■ WORK INSTRUCTION ■
Every entry below needs to be printed again exactly, with its pictures left out.

Dataset rows describing interfaces:
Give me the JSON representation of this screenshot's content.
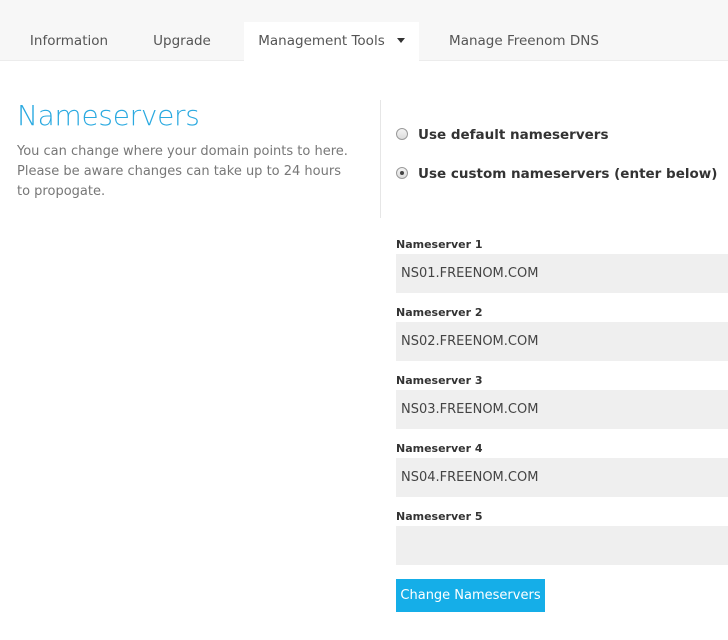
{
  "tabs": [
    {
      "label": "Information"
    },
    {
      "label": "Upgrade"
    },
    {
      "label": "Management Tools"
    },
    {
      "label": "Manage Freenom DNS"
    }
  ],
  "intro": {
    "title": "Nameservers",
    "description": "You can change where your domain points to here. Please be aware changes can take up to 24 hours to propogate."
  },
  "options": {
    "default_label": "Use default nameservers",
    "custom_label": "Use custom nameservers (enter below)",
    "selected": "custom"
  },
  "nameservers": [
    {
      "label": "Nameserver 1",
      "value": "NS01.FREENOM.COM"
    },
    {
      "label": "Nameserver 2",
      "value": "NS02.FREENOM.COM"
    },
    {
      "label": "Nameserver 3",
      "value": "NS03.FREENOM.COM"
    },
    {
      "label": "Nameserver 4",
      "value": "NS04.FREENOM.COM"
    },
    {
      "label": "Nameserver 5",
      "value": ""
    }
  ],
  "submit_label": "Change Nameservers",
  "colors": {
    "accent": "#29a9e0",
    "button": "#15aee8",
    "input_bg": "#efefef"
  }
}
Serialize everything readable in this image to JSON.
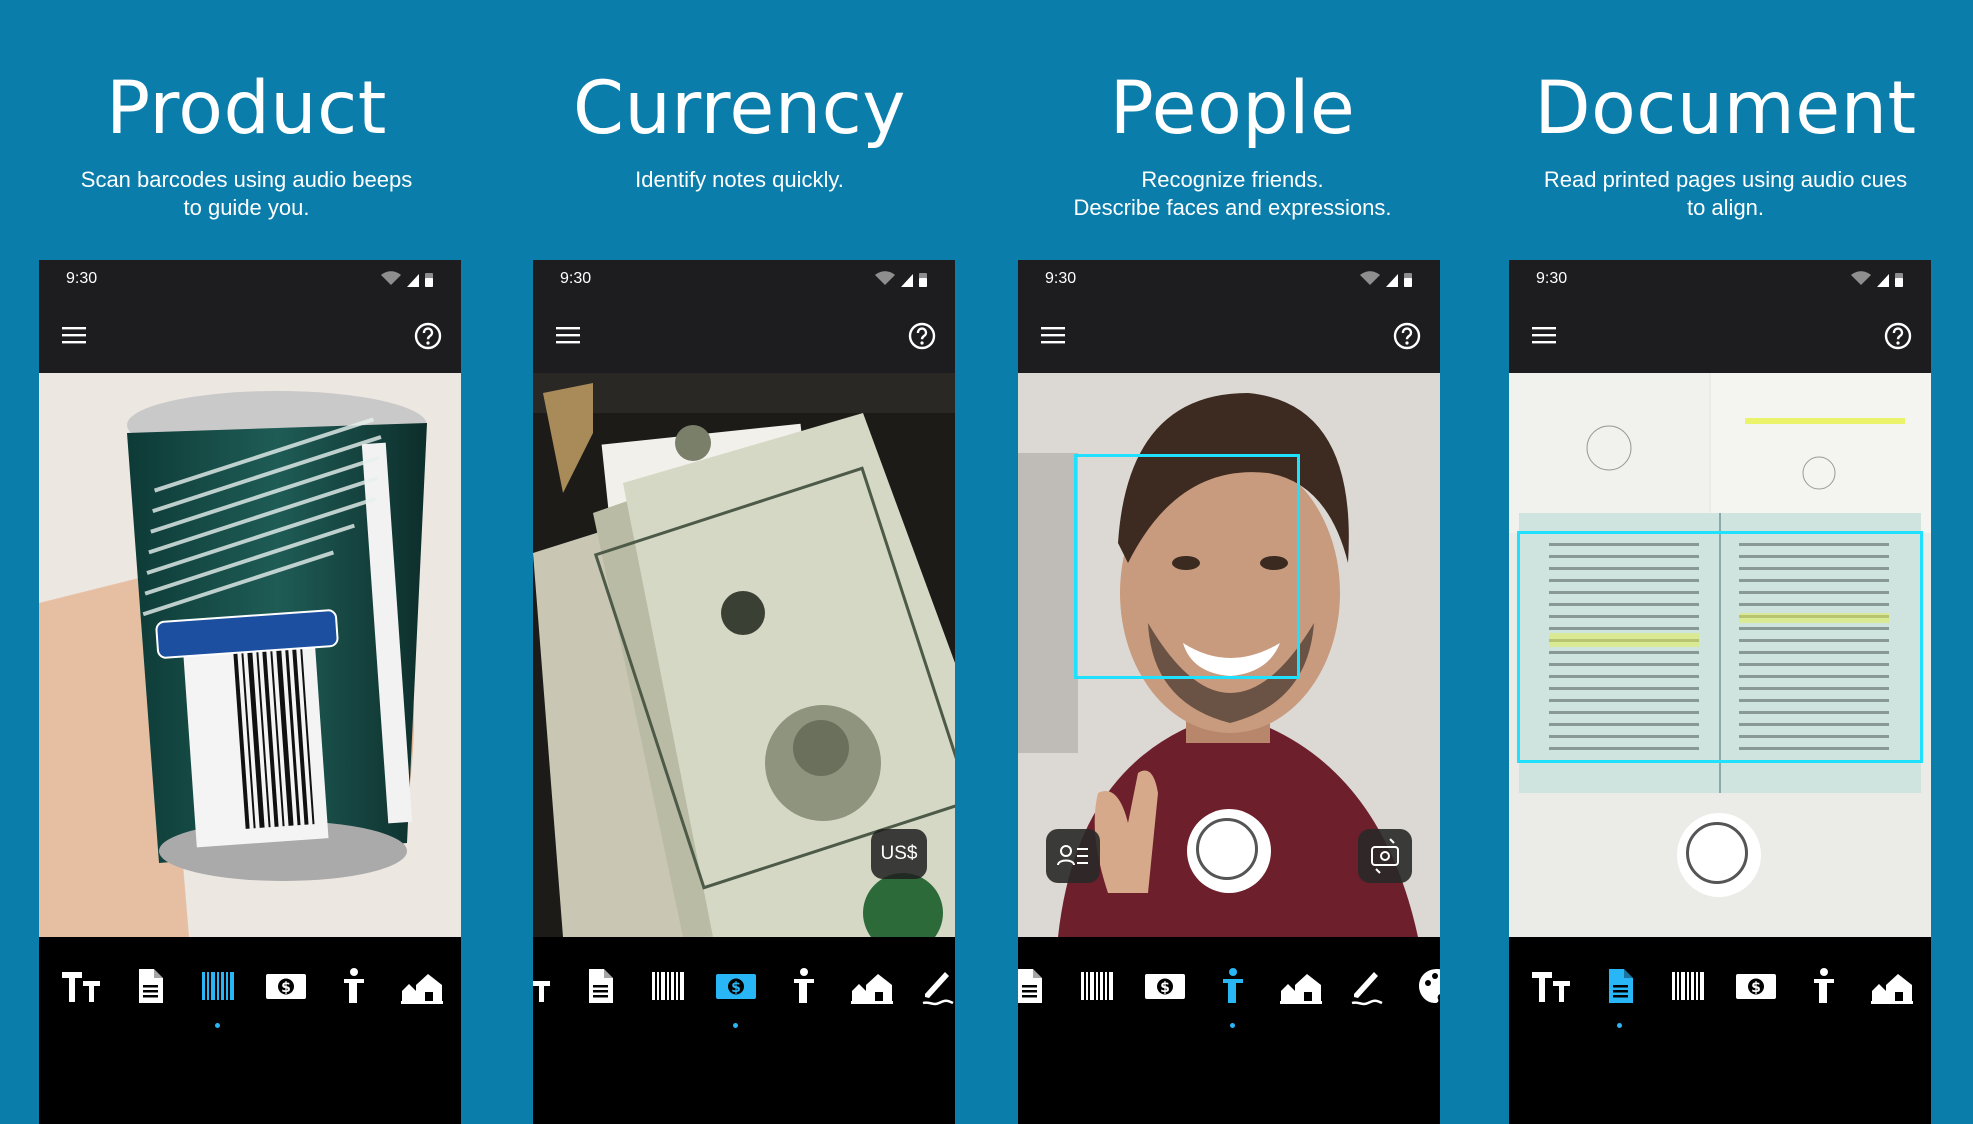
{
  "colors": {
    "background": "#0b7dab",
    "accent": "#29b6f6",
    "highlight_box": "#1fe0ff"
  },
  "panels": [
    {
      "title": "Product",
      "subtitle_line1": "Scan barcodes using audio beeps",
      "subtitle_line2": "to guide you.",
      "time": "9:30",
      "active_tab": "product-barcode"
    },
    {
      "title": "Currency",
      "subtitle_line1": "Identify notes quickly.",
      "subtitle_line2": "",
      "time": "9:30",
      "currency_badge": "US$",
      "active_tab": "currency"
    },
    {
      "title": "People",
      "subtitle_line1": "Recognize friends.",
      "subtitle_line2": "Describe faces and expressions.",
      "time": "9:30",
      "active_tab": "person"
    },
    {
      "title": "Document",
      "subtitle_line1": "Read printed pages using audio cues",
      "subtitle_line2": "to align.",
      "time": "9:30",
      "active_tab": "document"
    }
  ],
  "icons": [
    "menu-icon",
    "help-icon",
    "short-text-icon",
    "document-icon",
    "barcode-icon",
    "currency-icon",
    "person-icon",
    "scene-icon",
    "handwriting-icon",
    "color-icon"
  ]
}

■ ANSWER FOR THIS EXERCISE ■
Give me the JSON representation of this screenshot's content.
{
  "tabs": [
    {
      "label": "Information"
    },
    {
      "label": "Upgrade"
    },
    {
      "label": "Management Tools"
    },
    {
      "label": "Manage Freenom DNS"
    }
  ],
  "intro": {
    "title": "Nameservers",
    "description": "You can change where your domain points to here. Please be aware changes can take up to 24 hours to propogate."
  },
  "options": {
    "default_label": "Use default nameservers",
    "custom_label": "Use custom nameservers (enter below)",
    "selected": "custom"
  },
  "nameservers": [
    {
      "label": "Nameserver 1",
      "value": "NS01.FREENOM.COM"
    },
    {
      "label": "Nameserver 2",
      "value": "NS02.FREENOM.COM"
    },
    {
      "label": "Nameserver 3",
      "value": "NS03.FREENOM.COM"
    },
    {
      "label": "Nameserver 4",
      "value": "NS04.FREENOM.COM"
    },
    {
      "label": "Nameserver 5",
      "value": ""
    }
  ],
  "submit_label": "Change Nameservers",
  "colors": {
    "accent": "#29a9e0",
    "button": "#15aee8",
    "input_bg": "#efefef"
  }
}
Serialize everything readable in this image to JSON.
{
  "colors": {
    "background": "#0b7dab",
    "accent": "#29b6f6",
    "highlight_box": "#1fe0ff"
  },
  "panels": [
    {
      "title": "Product",
      "subtitle_line1": "Scan barcodes using audio beeps",
      "subtitle_line2": "to guide you.",
      "time": "9:30",
      "active_tab": "product-barcode"
    },
    {
      "title": "Currency",
      "subtitle_line1": "Identify notes quickly.",
      "subtitle_line2": "",
      "time": "9:30",
      "currency_badge": "US$",
      "active_tab": "currency"
    },
    {
      "title": "People",
      "subtitle_line1": "Recognize friends.",
      "subtitle_line2": "Describe faces and expressions.",
      "time": "9:30",
      "active_tab": "person"
    },
    {
      "title": "Document",
      "subtitle_line1": "Read printed pages using audio cues",
      "subtitle_line2": "to align.",
      "time": "9:30",
      "active_tab": "document"
    }
  ],
  "icons": [
    "menu-icon",
    "help-icon",
    "short-text-icon",
    "document-icon",
    "barcode-icon",
    "currency-icon",
    "person-icon",
    "scene-icon",
    "handwriting-icon",
    "color-icon"
  ]
}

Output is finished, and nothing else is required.